This story seems to say 6k Russian tweets on 23 June and 39k on 24 June. Not totally efficient attempt to swing #EUref https://t.co/kQ20x6EKG1— John Rentoul (@JohnRentoul) 15 November 2017
I'm more concerned about the David Joneses of this world, who manage to build up a large, trusting following over a long period of time. No doubt, this account would have helped drag some people over to the Brexit side during the months before the vote by helping build up a weight of force behind the Brexit cause that mainstream civil society was failing to provide for the most part.
This is a concern, but I find it difficult to get excited about it. Why? Because this sort of activity pales compared to the weight of political power mobilised by other international sources against Brexit, of which Obama is just one example. The IMF, the United Nations, the G20, international investment banks, seemingly the whole of the global Establishment was waged on one side, in an overseeing posture, demanding the British people do what they are told.
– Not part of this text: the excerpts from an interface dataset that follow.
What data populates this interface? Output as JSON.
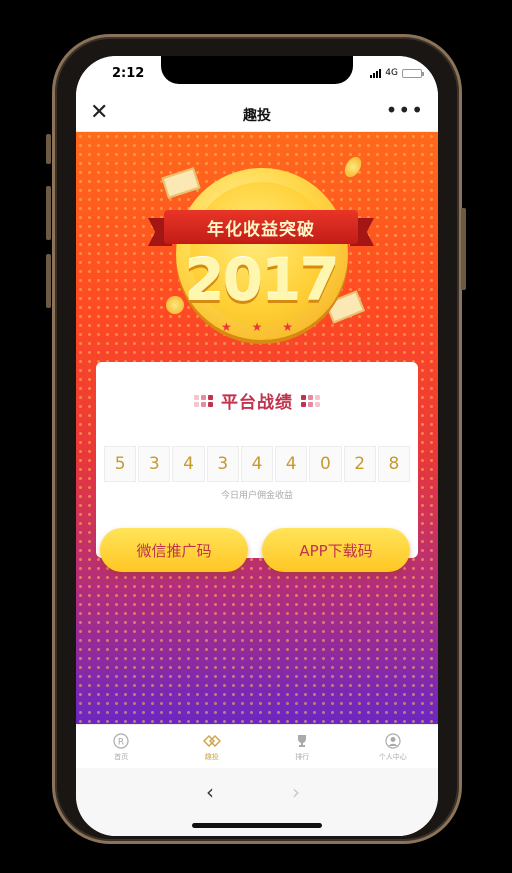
{
  "status_bar": {
    "time": "2:12",
    "network": "4G",
    "battery_level": 0.2
  },
  "nav": {
    "title": "趣投"
  },
  "banner": {
    "ribbon_text": "年化收益突破",
    "year": "2017",
    "stars": "★ ★ ★"
  },
  "stats_card": {
    "title": "平台战绩",
    "digits": [
      "5",
      "3",
      "4",
      "3",
      "4",
      "4",
      "0",
      "2",
      "8"
    ],
    "caption": "今日用户佣金收益"
  },
  "buttons": {
    "wechat_code": "微信推广码",
    "app_download": "APP下载码"
  },
  "tabs": [
    {
      "icon": "registered-icon",
      "label": "首页"
    },
    {
      "icon": "invest-icon",
      "label": "趣投"
    },
    {
      "icon": "trophy-icon",
      "label": "排行"
    },
    {
      "icon": "user-icon",
      "label": "个人中心"
    }
  ],
  "colors": {
    "accent_red": "#c0334d",
    "gold": "#ffc624",
    "gradient_top": "#ff6a1c",
    "gradient_bottom": "#6a27c2"
  }
}
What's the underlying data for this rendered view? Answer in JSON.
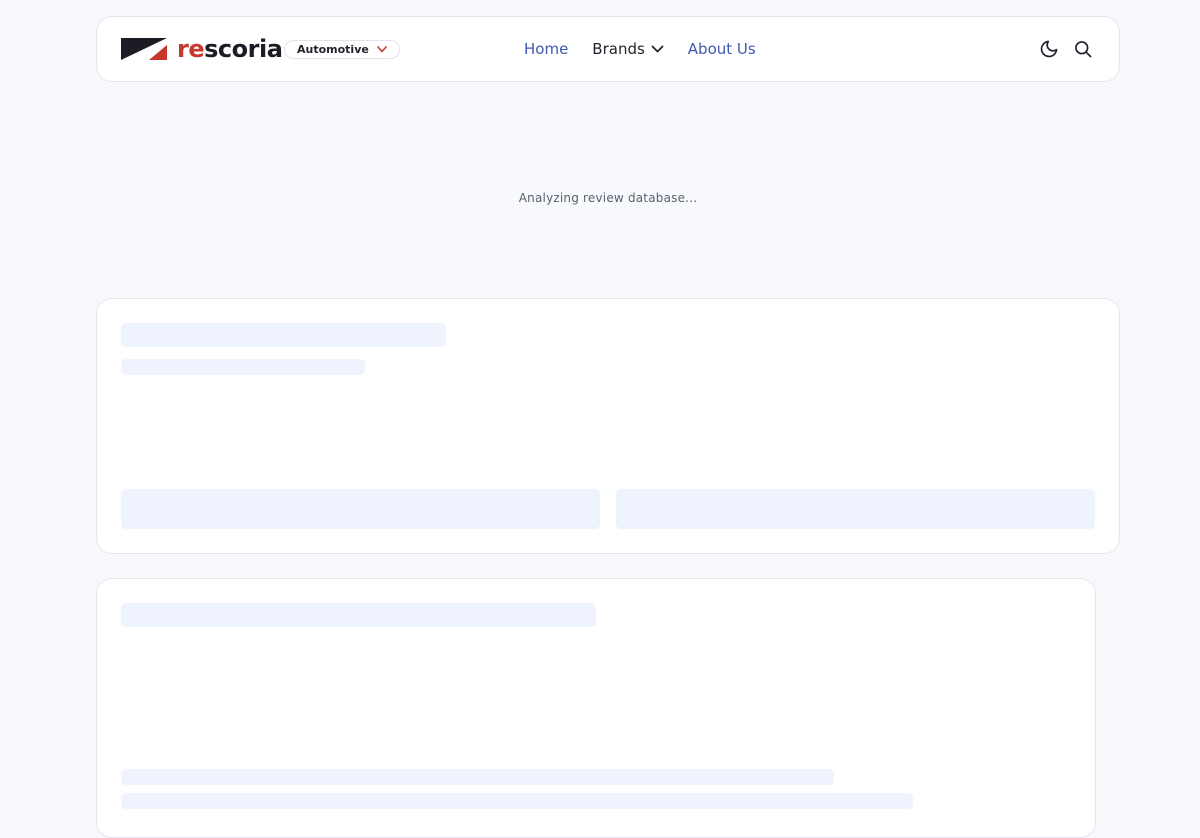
{
  "brand": {
    "name_accent": "re",
    "name_rest": "scoria",
    "category": "Automotive",
    "accent_color": "#c8372d"
  },
  "nav": {
    "links": [
      {
        "label": "Home"
      },
      {
        "label": "Brands"
      },
      {
        "label": "About Us"
      }
    ],
    "link_color": "#4058b0"
  },
  "icons": {
    "theme_toggle": "moon-icon",
    "search": "search-icon"
  },
  "status": {
    "loading_message": "Analyzing review database..."
  },
  "skeleton_color": "#eef3fd"
}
You might argue that they were doing so in plain sight and employing evidence to back up their demands, but this ‘evidence’ was typically the evidence of prediction. In order to present an anti-Brexit case, they predicted that Brexit would be a disaster. This power of prediction, wedded to their privileged access to the public through government news machines and the mainstream media, confers more than a degree of control over what can appear in the public sphere and how courses of action can appear to be attractive and unattractive.
In this way politics and opinion comes to appear in the guise of knowledge and fact, which apparently cannot be challenged.
But, as we might see with Obama, knowledge of the future is a contradiction in terms. There is a dishonesty here, but it is an officially-approved dishonesty, one which gets platforms and podiums and mass media coverage and red carpets rolled out for it on a daily basis.
It is the dishonesty of a global Establishment, against which the dishonesties of a few clever Russians tweeting fake news from St Petersburg troll farms seems a concern, but trivial.